### THE INPUT:
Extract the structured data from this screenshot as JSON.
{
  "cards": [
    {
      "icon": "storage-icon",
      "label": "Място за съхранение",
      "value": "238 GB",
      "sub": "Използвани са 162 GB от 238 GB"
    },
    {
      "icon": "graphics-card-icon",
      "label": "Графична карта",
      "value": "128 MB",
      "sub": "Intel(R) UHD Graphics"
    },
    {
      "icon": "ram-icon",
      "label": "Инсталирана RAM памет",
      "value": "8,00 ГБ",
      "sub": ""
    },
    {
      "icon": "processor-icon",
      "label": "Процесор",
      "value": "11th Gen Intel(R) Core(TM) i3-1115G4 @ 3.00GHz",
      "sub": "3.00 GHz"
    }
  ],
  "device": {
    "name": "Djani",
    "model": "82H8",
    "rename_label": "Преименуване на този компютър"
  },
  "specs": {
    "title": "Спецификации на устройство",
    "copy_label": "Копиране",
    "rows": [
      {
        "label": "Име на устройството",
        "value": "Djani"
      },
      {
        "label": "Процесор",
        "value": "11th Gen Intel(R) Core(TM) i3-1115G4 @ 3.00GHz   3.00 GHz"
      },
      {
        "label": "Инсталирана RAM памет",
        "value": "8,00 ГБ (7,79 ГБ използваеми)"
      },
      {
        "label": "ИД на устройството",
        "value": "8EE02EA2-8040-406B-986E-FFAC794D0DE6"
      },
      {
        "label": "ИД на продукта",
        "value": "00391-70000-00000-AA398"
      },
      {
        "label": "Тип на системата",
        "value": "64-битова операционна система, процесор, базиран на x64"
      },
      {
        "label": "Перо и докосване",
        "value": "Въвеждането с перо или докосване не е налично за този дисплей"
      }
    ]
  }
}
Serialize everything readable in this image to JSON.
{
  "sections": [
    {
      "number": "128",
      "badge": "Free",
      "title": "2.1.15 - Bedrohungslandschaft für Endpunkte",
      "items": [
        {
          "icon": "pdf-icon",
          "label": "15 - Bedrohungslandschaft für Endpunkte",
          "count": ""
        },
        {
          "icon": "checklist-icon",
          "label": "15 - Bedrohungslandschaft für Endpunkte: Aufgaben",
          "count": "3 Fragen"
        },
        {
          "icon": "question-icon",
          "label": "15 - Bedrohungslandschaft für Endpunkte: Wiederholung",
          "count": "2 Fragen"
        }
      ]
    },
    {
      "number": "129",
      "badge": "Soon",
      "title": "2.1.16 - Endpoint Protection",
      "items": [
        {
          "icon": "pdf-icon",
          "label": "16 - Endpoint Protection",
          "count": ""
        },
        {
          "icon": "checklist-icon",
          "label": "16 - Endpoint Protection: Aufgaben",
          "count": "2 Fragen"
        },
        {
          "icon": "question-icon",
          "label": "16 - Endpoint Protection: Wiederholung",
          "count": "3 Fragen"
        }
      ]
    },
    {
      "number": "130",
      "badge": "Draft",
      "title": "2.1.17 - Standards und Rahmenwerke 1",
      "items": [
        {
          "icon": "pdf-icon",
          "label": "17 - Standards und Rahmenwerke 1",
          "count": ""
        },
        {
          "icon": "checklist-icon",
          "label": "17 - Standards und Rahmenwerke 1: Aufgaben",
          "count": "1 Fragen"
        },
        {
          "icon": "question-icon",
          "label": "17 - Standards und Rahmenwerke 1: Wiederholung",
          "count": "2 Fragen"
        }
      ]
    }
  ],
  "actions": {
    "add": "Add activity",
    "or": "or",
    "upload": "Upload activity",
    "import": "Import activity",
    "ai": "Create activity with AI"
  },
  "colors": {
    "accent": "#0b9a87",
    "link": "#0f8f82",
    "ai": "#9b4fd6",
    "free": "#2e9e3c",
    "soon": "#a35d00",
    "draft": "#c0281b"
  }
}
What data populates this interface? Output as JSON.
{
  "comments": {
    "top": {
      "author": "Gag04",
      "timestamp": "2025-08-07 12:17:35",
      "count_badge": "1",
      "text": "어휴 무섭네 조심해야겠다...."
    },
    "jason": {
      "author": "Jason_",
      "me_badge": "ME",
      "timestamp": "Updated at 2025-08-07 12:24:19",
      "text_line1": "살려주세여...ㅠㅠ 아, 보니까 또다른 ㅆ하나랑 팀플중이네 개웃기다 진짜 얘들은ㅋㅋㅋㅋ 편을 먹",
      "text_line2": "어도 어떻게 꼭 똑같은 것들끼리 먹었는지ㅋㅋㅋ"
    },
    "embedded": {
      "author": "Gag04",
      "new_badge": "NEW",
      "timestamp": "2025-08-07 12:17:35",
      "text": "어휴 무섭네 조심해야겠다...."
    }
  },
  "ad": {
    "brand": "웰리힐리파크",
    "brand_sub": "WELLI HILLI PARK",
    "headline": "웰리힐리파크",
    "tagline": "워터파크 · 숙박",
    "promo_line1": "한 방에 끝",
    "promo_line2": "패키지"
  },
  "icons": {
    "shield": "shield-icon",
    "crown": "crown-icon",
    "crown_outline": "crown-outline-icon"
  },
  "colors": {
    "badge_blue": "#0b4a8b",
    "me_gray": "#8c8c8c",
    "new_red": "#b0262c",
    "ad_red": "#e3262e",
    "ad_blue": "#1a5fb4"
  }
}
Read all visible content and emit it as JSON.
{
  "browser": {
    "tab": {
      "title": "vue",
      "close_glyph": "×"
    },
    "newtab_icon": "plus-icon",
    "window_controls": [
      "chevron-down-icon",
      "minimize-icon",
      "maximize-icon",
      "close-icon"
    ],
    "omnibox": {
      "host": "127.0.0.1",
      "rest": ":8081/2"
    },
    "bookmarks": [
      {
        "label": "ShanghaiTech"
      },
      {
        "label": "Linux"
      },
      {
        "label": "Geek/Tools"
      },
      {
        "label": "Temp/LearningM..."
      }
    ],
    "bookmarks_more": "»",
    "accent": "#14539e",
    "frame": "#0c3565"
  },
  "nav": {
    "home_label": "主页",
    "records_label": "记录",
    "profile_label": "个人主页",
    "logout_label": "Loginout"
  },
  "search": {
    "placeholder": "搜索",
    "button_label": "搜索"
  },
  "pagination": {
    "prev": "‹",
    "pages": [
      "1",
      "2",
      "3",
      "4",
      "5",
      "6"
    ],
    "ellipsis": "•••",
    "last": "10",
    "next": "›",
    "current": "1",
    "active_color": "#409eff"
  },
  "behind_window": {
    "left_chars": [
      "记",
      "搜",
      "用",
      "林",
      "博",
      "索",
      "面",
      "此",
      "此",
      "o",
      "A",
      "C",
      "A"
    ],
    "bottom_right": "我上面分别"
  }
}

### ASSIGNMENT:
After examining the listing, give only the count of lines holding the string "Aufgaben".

### EXERCISE RESPONSE:
3